The accused said the plan was for her and her husband to spend the night in a hotel, paid for by Ms Forde, on the night of June 5, 2011. She said that Mary Lundy was to sit with Ms Forde as she took the overdose in her apartment.
“I knew there was a good chance I would ring on Monday morning and she wouldn’t answer. I hoped she had the bravery to do it.” Ms O’Rorke said.
She said: “I told her if I rang on Monday and she answered, it was ok. There were other options.”
Asked by gardaí what she meant by other options, she replied: “A care home, Bernadette’s worst nightmare.”
A neighbour of Ms Forde’s, Elizabeth Cremin, told the trial that she received a phone call from Ms O’Rorke the next day asking her to check on Ms Forde. She found Ms Forde’s dead in her wheelchair with her feet up on the couch.
The accused told gardaí that Ms Lundy later told her that she sat with Ms Forde as she took the overdose and left the apartment as she was close to death.
Ms O’Rorke said Ms Lundy called her later that week and told her it was the hardest thing she ever had to do and “she didn’t know how she was going to go home and act normal in front of her sons.”
Prosecuting counsel Remy Farrell SC told the jury that the trial is not a forum for debate on the issue of assisted suicide and “such a debate, if it happens, will take place elsewhere.”
He said that the prosecution case “in a nutshell” is that Ms O’Rorke attempted to assist in the suicide of Ms Forde by booking the tickets to Zurich. He said it makes no difference that gardaí foiled the plan and that they never got to Switzerland.
Mr Farrell referred to a defence argument that 85 percent of people who travel to Dignitas don’t go through with an assisted suicide. He said that it is “entirely irrelevant” whether Ms Forde went through with the act when she got there and that the argument was “a red herring” thrown up by the defence to distract jurors.
The prosecuting counsel said he was “not for a moment” suggesting that Ms O’Rorke was badgering or encouraging her friend to commit suicide and that, on the contrary, she was trying to talk her out of it.

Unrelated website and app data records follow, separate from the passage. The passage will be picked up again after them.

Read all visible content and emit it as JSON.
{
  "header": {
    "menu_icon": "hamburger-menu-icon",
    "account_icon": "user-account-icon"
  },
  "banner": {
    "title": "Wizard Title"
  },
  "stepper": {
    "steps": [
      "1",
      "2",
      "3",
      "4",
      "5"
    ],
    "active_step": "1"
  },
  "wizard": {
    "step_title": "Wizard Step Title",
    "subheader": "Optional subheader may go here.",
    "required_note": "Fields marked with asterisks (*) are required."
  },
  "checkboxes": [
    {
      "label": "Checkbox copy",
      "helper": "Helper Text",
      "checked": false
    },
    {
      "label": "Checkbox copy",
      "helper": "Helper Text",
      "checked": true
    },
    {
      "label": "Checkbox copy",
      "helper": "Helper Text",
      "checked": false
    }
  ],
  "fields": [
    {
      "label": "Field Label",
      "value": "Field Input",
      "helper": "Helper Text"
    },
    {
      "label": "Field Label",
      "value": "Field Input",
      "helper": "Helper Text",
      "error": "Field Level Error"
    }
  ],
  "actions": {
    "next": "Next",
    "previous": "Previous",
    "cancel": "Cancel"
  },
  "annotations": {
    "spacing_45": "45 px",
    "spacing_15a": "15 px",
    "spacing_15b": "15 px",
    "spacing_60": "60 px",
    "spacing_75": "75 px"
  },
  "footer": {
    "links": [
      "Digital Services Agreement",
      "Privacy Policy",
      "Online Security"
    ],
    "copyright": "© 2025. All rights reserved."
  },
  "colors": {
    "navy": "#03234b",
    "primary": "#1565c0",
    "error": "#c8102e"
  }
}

“Gail O’Rorke is an exceptionally decent person,” Mr Farrell said. “There can be no doubt that everything she did was informed out of loyalty, out of love, for Ms Forde. I want to be entirely clear that the prosecution do not for a moment suggest otherwise.”
Counsel said Ms O’Rorke’s claim that she did not know she was committing an offence when booking the tickets is not relevant as “ignorance of the law is no excuse.”
Dermott McGuinness SC, defending, said the prosecution are asking jurors to criminalise the conduct of “an exceptionally good woman.”
Counsel asked how Ms O’Rorke could have aided and abetted something that never happened. Ms Forde never travelled to Zurich and that even if she had, that doesn’t mean she would have committed suicide there.
“Flying to Switzerland isn’t suicide or attempted suicide,” he said.